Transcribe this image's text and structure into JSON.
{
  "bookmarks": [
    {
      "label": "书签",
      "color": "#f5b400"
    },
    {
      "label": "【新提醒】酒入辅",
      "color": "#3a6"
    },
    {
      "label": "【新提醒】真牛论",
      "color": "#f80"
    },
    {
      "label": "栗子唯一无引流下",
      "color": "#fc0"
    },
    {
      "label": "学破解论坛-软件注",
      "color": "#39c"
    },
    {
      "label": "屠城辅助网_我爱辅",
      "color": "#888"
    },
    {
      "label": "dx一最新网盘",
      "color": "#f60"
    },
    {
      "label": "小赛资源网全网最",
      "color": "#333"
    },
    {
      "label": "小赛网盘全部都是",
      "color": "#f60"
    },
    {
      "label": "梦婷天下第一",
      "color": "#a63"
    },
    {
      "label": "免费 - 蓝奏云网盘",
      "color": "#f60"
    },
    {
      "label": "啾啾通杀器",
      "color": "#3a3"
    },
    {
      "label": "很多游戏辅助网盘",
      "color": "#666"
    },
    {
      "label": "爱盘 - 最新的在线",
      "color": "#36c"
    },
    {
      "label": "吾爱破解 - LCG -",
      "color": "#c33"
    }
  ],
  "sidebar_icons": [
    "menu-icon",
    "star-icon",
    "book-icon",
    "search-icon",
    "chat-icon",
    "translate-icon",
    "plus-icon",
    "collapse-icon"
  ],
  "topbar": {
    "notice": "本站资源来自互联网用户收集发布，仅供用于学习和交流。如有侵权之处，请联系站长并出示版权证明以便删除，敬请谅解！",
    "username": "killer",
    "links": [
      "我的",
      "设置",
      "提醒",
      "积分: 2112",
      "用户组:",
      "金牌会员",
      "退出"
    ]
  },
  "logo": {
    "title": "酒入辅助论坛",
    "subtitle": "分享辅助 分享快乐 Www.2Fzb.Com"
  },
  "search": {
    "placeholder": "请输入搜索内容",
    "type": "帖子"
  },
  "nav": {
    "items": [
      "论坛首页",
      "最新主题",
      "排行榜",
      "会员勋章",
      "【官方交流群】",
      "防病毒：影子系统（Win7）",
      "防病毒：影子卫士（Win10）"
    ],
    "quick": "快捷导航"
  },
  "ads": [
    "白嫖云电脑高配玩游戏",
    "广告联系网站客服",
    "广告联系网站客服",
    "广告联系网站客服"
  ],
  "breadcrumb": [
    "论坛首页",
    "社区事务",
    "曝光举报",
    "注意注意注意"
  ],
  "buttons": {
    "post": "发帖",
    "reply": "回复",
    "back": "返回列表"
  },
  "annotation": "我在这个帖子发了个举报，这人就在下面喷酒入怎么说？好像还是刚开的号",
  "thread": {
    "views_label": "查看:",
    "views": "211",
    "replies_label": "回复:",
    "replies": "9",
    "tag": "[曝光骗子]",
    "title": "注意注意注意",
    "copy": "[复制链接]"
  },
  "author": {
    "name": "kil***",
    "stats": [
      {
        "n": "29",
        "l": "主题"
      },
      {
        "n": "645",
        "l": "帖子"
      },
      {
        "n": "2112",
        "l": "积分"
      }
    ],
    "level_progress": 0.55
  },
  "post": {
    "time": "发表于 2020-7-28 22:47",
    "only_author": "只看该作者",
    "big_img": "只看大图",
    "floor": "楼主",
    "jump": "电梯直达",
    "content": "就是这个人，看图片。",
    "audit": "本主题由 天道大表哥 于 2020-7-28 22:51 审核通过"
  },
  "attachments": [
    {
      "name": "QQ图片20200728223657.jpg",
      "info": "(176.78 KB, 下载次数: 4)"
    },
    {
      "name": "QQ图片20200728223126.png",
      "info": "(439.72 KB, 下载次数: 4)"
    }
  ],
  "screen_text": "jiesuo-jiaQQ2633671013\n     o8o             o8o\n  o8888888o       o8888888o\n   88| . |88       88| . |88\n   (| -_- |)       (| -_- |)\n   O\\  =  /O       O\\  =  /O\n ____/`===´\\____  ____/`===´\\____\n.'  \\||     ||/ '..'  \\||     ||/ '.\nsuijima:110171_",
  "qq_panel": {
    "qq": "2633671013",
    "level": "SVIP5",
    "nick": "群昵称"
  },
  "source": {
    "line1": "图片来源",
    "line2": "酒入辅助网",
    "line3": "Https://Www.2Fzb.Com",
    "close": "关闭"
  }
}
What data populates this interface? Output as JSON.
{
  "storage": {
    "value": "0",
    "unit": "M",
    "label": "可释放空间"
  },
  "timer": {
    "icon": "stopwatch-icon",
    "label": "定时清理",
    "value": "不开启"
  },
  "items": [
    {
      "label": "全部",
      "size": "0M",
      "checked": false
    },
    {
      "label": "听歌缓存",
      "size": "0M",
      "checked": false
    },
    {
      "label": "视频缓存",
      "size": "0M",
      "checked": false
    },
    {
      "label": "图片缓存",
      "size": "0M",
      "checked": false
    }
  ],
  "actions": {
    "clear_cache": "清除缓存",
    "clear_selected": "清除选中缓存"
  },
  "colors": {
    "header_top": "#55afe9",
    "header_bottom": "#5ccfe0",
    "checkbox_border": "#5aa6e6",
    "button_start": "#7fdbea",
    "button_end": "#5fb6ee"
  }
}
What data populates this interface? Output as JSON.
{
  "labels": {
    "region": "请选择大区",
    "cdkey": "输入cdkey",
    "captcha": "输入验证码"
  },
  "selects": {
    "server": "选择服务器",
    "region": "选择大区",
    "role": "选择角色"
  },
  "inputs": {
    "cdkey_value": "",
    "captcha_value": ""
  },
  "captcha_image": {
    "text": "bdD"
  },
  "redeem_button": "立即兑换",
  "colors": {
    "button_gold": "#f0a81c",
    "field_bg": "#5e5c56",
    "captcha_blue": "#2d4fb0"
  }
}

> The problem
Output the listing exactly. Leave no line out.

> Reply
Transcribe this image's text and structure into JSON.
{
  "bookmarks": [
    {
      "label": "书签",
      "color": "#f5b400"
    },
    {
      "label": "【新提醒】酒入辅",
      "color": "#3a6"
    },
    {
      "label": "【新提醒】真牛论",
      "color": "#f80"
    },
    {
      "label": "栗子唯一无引流下",
      "color": "#fc0"
    },
    {
      "label": "学破解论坛-软件注",
      "color": "#39c"
    },
    {
      "label": "屠城辅助网_我爱辅",
      "color": "#888"
    },
    {
      "label": "dx一最新网盘",
      "color": "#f60"
    },
    {
      "label": "小赛资源网全网最",
      "color": "#333"
    },
    {
      "label": "小赛网盘全部都是",
      "color": "#f60"
    },
    {
      "label": "梦婷天下第一",
      "color": "#a63"
    },
    {
      "label": "免费 - 蓝奏云网盘",
      "color": "#f60"
    },
    {
      "label": "啾啾通杀器",
      "color": "#3a3"
    },
    {
      "label": "很多游戏辅助网盘",
      "color": "#666"
    },
    {
      "label": "爱盘 - 最新的在线",
      "color": "#36c"
    },
    {
      "label": "吾爱破解 - LCG -",
      "color": "#c33"
    }
  ],
  "sidebar_icons": [
    "menu-icon",
    "star-icon",
    "book-icon",
    "search-icon",
    "chat-icon",
    "translate-icon",
    "plus-icon",
    "collapse-icon"
  ],
  "topbar": {
    "notice": "本站资源来自互联网用户收集发布，仅供用于学习和交流。如有侵权之处，请联系站长并出示版权证明以便删除，敬请谅解！",
    "username": "killer",
    "links": [
      "我的",
      "设置",
      "提醒",
      "积分: 2112",
      "用户组:",
      "金牌会员",
      "退出"
    ]
  },
  "logo": {
    "title": "酒入辅助论坛",
    "subtitle": "分享辅助 分享快乐 Www.2Fzb.Com"
  },
  "search": {
    "placeholder": "请输入搜索内容",
    "type": "帖子"
  },
  "nav": {
    "items": [
      "论坛首页",
      "最新主题",
      "排行榜",
      "会员勋章",
      "【官方交流群】",
      "防病毒：影子系统（Win7）",
      "防病毒：影子卫士（Win10）"
    ],
    "quick": "快捷导航"
  },
  "ads": [
    "白嫖云电脑高配玩游戏",
    "广告联系网站客服",
    "广告联系网站客服",
    "广告联系网站客服"
  ],
  "breadcrumb": [
    "论坛首页",
    "社区事务",
    "曝光举报",
    "注意注意注意"
  ],
  "buttons": {
    "post": "发帖",
    "reply": "回复",
    "back": "返回列表"
  },
  "annotation": "我在这个帖子发了个举报，这人就在下面喷酒入怎么说？好像还是刚开的号",
  "thread": {
    "views_label": "查看:",
    "views": "211",
    "replies_label": "回复:",
    "replies": "9",
    "tag": "[曝光骗子]",
    "title": "注意注意注意",
    "copy": "[复制链接]"
  },
  "author": {
    "name": "kil***",
    "stats": [
      {
        "n": "29",
        "l": "主题"
      },
      {
        "n": "645",
        "l": "帖子"
      },
      {
        "n": "2112",
        "l": "积分"
      }
    ],
    "level_progress": 0.55
  },
  "post": {
    "time": "发表于 2020-7-28 22:47",
    "only_author": "只看该作者",
    "big_img": "只看大图",
    "floor": "楼主",
    "jump": "电梯直达",
    "content": "就是这个人，看图片。",
    "audit": "本主题由 天道大表哥 于 2020-7-28 22:51 审核通过"
  },
  "attachments": [
    {
      "name": "QQ图片20200728223657.jpg",
      "info": "(176.78 KB, 下载次数: 4)"
    },
    {
      "name": "QQ图片20200728223126.png",
      "info": "(439.72 KB, 下载次数: 4)"
    }
  ],
  "screen_text": "jiesuo-jiaQQ2633671013\n     o8o             o8o\n  o8888888o       o8888888o\n   88| . |88       88| . |88\n   (| -_- |)       (| -_- |)\n   O\\  =  /O       O\\  =  /O\n ____/`===´\\____  ____/`===´\\____\n.'  \\||     ||/ '..'  \\||     ||/ '.\nsuijima:110171_",
  "qq_panel": {
    "qq": "2633671013",
    "level": "SVIP5",
    "nick": "群昵称"
  },
  "source": {
    "line1": "图片来源",
    "line2": "酒入辅助网",
    "line3": "Https://Www.2Fzb.Com",
    "close": "关闭"
  }
}
What data populates this interface? Output as JSON.
{
  "storage": {
    "value": "0",
    "unit": "M",
    "label": "可释放空间"
  },
  "timer": {
    "icon": "stopwatch-icon",
    "label": "定时清理",
    "value": "不开启"
  },
  "items": [
    {
      "label": "全部",
      "size": "0M",
      "checked": false
    },
    {
      "label": "听歌缓存",
      "size": "0M",
      "checked": false
    },
    {
      "label": "视频缓存",
      "size": "0M",
      "checked": false
    },
    {
      "label": "图片缓存",
      "size": "0M",
      "checked": false
    }
  ],
  "actions": {
    "clear_cache": "清除缓存",
    "clear_selected": "清除选中缓存"
  },
  "colors": {
    "header_top": "#55afe9",
    "header_bottom": "#5ccfe0",
    "checkbox_border": "#5aa6e6",
    "button_start": "#7fdbea",
    "button_end": "#5fb6ee"
  }
}
What data populates this interface? Output as JSON.
{
  "labels": {
    "region": "请选择大区",
    "cdkey": "输入cdkey",
    "captcha": "输入验证码"
  },
  "selects": {
    "server": "选择服务器",
    "region": "选择大区",
    "role": "选择角色"
  },
  "inputs": {
    "cdkey_value": "",
    "captcha_value": ""
  },
  "captcha_image": {
    "text": "bdD"
  },
  "redeem_button": "立即兑换",
  "colors": {
    "button_gold": "#f0a81c",
    "field_bg": "#5e5c56",
    "captcha_blue": "#2d4fb0"
  }
}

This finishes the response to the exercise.